Geographical Indication tag is an indicator on a product that a particular item has originated from a particular region only like the Kanchipuram Silk Saree, Alphanso Mango, Nagpuri Orange, Kolhapuri Chappal, Bikaneri Bhujia and Agra Petha etc.
So anybody from another part cannot sell an Agra Petha under the name.
GI tag helps in increasing brand visibility and increases the price of the product international market (because consumers in first world prefer such “exotic” items), it boosts exports, in certain cases, it can lead to extra earnings from tourism, and indirectly leads to sustainable Development.
A GI tag is different from a trademark because it indicates the geographical location of the product and is enjoyed by the entire community of the region whereas trademark is enjoyed by a single entity and is exclusive and not shared.
As per the TRIPS agreement, member nations have to respect geographical indications, and have to undertake measures to prevent violation of GI rights and another nation cannot impart trademark for the same product that enjoys GI status in a member nation. However, problems arise because laws are often country centric and it is difficult to punish somebody from Nepal who starts selling Agra Petha in America, nothing can be done in India. The process is cumbersome because a manual petition will need to be filed in America to protect the GI. (or India Government need pursue the matter via WTO) and to prevent such problems in future, again apply for GI status in America for “Protected Geographical Indication” (PGI). It costs money and effort to file again and again. This is a criticism of the mechanism and critics have suggested establishing a system wherein getting GI tag in one member country means protection everywhere.
Government of India enacted Geographical Indications of Goods (Registration and Protection) Act in 1999. (Came into force in 2003). Under this act, Registrar of Geographical Indications is the person that will take petitions for GI tag. An Intellectual Property Appellate Board hears appeals over the decisions of the Registrar of Geographical Indications. Geographical Indications Registry is there to keep the GI-database at Chennai. In India, GI can be given to agricultural, natural or manufactured goods originating in the said area.
It is significant to mention that GI rights are given to an association of persons, producers, organization and not to a single person because geographical indications are not built up by one individual but by a community of persons. Registration of a geographical indication is valid for a period of 10 years, needs to be renewed thereafter.
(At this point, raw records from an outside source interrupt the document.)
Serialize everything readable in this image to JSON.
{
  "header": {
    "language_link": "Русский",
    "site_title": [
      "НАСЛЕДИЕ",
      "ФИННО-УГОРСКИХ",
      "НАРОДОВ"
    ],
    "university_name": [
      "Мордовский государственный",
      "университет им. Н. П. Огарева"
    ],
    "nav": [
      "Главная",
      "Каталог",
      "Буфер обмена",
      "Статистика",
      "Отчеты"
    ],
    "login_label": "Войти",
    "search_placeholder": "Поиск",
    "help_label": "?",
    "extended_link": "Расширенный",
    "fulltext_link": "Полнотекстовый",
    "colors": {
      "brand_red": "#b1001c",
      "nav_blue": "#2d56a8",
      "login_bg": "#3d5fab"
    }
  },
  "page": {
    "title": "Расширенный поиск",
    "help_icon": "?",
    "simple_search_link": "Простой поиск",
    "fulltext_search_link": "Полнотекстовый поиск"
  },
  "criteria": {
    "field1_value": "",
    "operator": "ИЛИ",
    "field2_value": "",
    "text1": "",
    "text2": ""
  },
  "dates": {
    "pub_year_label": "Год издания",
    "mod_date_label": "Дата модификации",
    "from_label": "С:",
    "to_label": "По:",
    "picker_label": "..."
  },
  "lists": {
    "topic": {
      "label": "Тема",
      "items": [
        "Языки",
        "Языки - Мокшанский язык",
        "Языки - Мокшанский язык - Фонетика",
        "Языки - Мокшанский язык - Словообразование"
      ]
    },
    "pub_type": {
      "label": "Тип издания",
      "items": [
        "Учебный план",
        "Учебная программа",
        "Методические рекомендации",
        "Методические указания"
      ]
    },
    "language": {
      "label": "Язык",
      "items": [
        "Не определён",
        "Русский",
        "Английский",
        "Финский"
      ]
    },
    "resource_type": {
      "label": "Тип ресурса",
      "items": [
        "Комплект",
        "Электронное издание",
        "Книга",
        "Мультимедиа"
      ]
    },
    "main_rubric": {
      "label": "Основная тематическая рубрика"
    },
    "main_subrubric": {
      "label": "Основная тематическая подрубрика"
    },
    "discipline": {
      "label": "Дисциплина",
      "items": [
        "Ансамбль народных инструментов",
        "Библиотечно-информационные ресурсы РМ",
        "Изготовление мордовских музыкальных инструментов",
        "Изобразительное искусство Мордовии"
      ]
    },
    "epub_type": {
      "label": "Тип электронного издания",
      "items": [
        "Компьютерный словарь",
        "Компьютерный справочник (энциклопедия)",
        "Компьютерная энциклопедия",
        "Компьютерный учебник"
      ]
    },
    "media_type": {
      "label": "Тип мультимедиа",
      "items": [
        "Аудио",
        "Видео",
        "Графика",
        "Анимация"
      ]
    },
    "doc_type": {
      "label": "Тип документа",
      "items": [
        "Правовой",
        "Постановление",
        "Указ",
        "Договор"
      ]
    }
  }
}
Customs authorities have the power to seize imported goods at the border, if there is prima facie evidence that a product is in infringing on the geographical indication of the rights holder. Sometimes countries go for a joint GI such as India and Pakistan that decided to go for a joint GI for Basmati globally but unfortunately talks collapsed and now while we are busy curtailing diplomatic relations, Philippines and other countries are selling their rice as “Basmati” in EU and USA! Somebody’s loss is somebody’s gain.
Madurai Malli have also been granted GI status. Madurai Malli is the name of the jasmine flower grown in Madurai region of Tamilnadu and mentioned in Tamil Literature since times immemorial. Price can be as high as Rs.2000 per kilogram.
For a list of GI’s of India, click here.
Image credit: Google Maps (Edited for illustration purpose)